→ PROMPT: With pictures removed, output every record below exactly as written.
• • • • •
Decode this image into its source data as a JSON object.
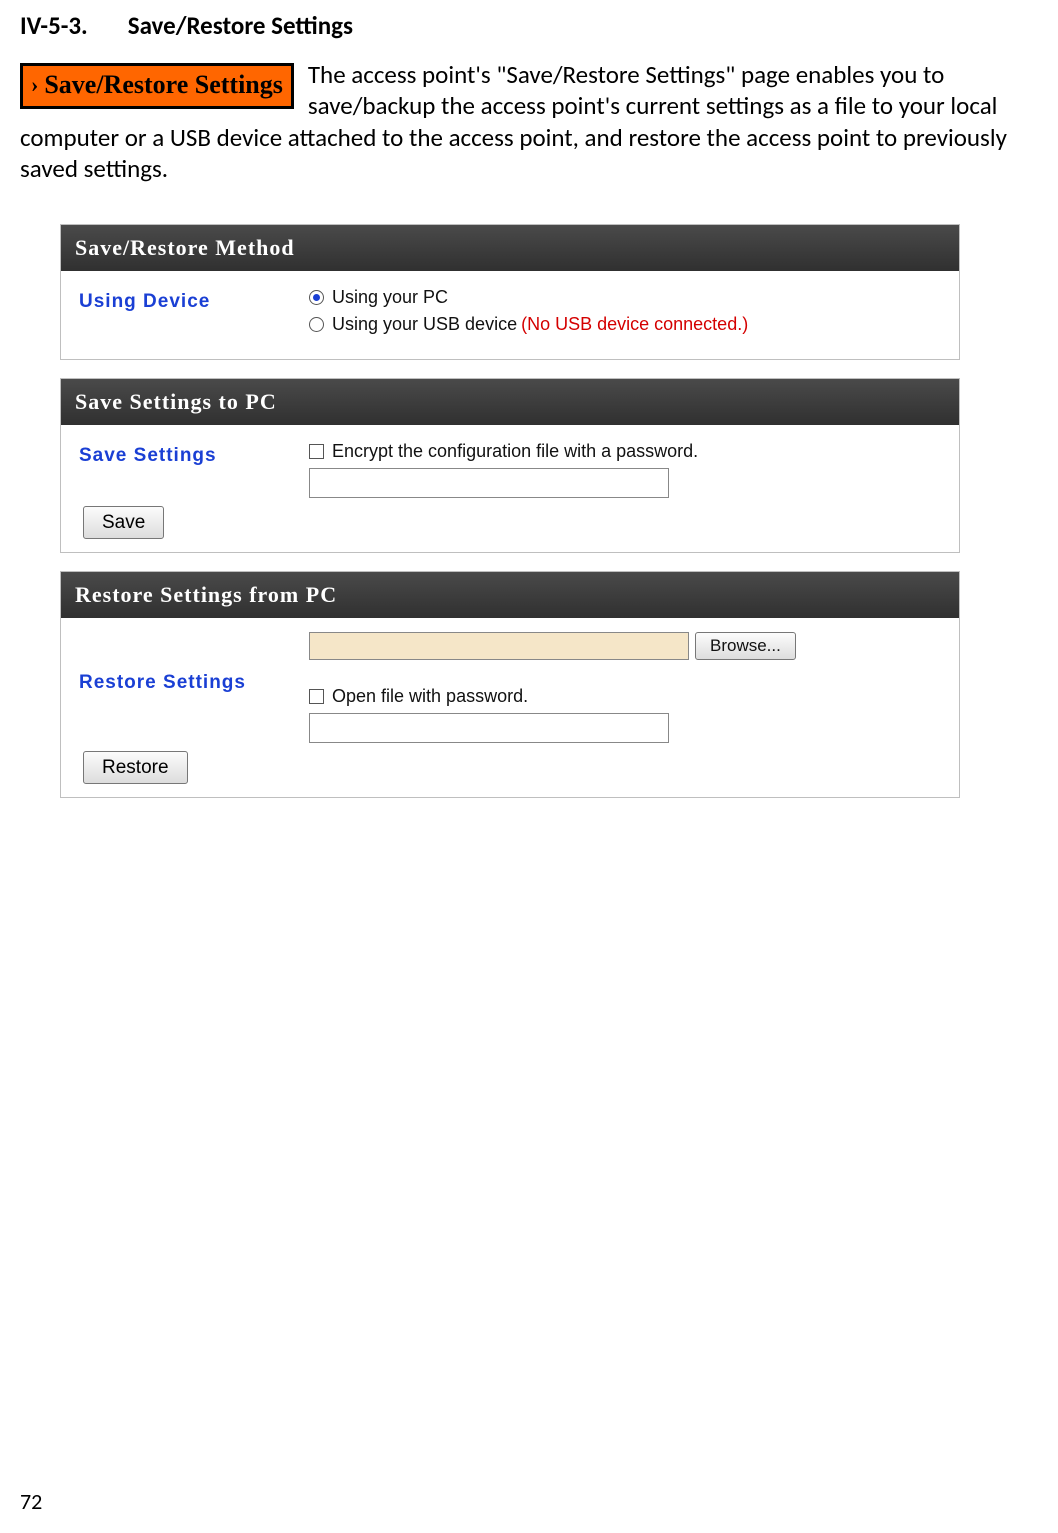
{
  "heading": {
    "number": "IV-5-3.",
    "title": "Save/Restore Settings"
  },
  "badge": {
    "chevron": "›",
    "label": "Save/Restore Settings"
  },
  "intro": "The access point's \"Save/Restore Settings\" page enables you to save/backup the access point's current settings as a file to your local computer or a USB device attached to the access point, and restore the access point to previously saved settings.",
  "method_panel": {
    "header": "Save/Restore Method",
    "row_label": "Using Device",
    "opt_pc": "Using your PC",
    "opt_usb": "Using your USB device",
    "usb_note": "(No USB device connected.)"
  },
  "save_panel": {
    "header": "Save Settings to PC",
    "row_label": "Save Settings",
    "encrypt_label": "Encrypt the configuration file with a password.",
    "button": "Save"
  },
  "restore_panel": {
    "header": "Restore Settings from PC",
    "row_label": "Restore Settings",
    "browse": "Browse...",
    "pw_label": "Open file with password.",
    "button": "Restore"
  },
  "page_number": "72"
}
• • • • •
→ ANSWER TO THE EXERCISE:
Decode this image into its source data as a JSON object.
{
  "heading": {
    "number": "IV-5-3.",
    "title": "Save/Restore Settings"
  },
  "badge": {
    "chevron": "›",
    "label": "Save/Restore Settings"
  },
  "intro": "The access point's \"Save/Restore Settings\" page enables you to save/backup the access point's current settings as a file to your local computer or a USB device attached to the access point, and restore the access point to previously saved settings.",
  "method_panel": {
    "header": "Save/Restore Method",
    "row_label": "Using Device",
    "opt_pc": "Using your PC",
    "opt_usb": "Using your USB device",
    "usb_note": "(No USB device connected.)"
  },
  "save_panel": {
    "header": "Save Settings to PC",
    "row_label": "Save Settings",
    "encrypt_label": "Encrypt the configuration file with a password.",
    "button": "Save"
  },
  "restore_panel": {
    "header": "Restore Settings from PC",
    "row_label": "Restore Settings",
    "browse": "Browse...",
    "pw_label": "Open file with password.",
    "button": "Restore"
  },
  "page_number": "72"
}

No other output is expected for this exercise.